Biden warns 'brute' Putin to expect NATO response if Russia uses chemical weapons against Ukraine
NATO leaders have promised to help Ukraine protect itself against any chemical, biological or nuclear attacks
NATO promised Kyiv new military support and assigned more troops to the alliance's eastern flank while London and Washington stepped up sanctions on Moscow during a trio of summits on Thursday aimed at showing Western unity against Russia's war in Ukraine.
NATO leaders meeting in Brussels agreed to help Ukraine protect itself against any chemical, biological or nuclear attacks, and a U.S. official said allies were working to provide Kyiv with anti-ship missiles.
"The single most important thing is for us to stay unified and the world continue to focus on what a brute this guy is and all the innocent people's lives that are being lost and ruined," US President Joe Biden told a news conference, referring to Russian President Vladimir Putin.
"We have to stay fully, totally, thoroughly united."
The United States promised to supply the EU with 15 billion cubic metres more of liquefied natural gas this year than had been planned before, sources told Reuters, as the European bloc seeks to quickly curb its reliance on Russian fossil fuels.
However, support pledges by leaders from countries representing more than half of the world's GDP fell short of satisfying Ukraine's pleas for much more arms and tighter sanctions, including an embargo on Russian energy.
Russia supplies 40% of the EU's gas needs and more than a quarter of its oil imports. Those most dependent on this supply - in particular Germany - are reluctant to take a step that would have a major economic impact.
Speaking to 27 EU leaders via a video call on Thursday night, Ukrainian President Volodymyr Zelenskyy thanked them for sanctions against Russia but said they came too late to prevent Putin from invading on Feb.24.
"Now we are discussing Ukraine's membership in the European Union. At least here, I beg you, don't be late," Zelenskyy said.
He called out Hungarian Prime Minister Viktor Orban for maintaining close ties with Putin as Russia was shelling Ukrainian cities and hoped key sceptics of EU enlargement - Germany, France and the Netherlands - would change tack.
In a move that made Europe's dilemma worse, Putin said "unfriendly" countries must start paying for energy supplies in roubles, which would prop up the battered Russian currency.

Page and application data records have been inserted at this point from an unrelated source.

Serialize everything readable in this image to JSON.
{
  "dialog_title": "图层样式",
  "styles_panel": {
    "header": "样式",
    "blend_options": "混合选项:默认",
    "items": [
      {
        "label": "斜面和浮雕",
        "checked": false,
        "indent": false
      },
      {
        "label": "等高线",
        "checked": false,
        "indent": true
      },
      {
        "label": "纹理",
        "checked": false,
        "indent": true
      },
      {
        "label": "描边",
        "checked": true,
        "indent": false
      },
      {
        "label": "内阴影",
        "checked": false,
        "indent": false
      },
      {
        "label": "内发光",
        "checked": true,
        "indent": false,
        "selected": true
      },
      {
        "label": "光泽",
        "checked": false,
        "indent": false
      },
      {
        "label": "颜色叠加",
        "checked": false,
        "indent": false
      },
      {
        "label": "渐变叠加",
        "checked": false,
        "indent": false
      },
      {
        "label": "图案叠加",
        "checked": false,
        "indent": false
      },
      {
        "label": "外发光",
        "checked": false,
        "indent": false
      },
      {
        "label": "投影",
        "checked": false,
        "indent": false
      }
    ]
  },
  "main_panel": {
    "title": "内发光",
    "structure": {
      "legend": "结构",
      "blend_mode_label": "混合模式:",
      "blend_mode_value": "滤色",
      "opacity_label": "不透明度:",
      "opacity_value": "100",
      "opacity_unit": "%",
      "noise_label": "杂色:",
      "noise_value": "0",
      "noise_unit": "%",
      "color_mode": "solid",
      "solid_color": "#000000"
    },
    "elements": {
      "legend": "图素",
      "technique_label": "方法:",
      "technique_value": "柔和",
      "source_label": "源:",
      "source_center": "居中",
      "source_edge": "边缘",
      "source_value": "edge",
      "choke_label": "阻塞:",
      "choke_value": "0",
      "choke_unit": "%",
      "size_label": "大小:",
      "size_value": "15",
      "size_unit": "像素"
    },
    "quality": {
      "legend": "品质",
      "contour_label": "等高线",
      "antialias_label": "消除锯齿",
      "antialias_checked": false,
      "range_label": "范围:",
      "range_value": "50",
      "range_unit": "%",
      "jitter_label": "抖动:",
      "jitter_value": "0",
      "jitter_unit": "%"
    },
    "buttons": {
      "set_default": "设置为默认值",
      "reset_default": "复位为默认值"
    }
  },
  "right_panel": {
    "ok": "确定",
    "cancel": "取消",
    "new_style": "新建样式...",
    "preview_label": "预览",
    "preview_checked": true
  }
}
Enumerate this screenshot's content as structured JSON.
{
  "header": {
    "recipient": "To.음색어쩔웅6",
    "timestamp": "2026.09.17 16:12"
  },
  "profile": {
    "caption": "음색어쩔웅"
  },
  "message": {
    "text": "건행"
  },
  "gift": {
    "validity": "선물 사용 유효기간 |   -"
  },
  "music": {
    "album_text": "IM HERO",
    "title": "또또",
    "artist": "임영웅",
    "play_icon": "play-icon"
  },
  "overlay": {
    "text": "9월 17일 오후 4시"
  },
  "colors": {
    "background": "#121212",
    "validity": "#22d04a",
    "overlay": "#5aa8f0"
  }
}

Slovenian Prime Minister Janez Jansa said "nobody will pay in roubles" and European Commission President Ursula von der Leyen rejected what she called "blackmail".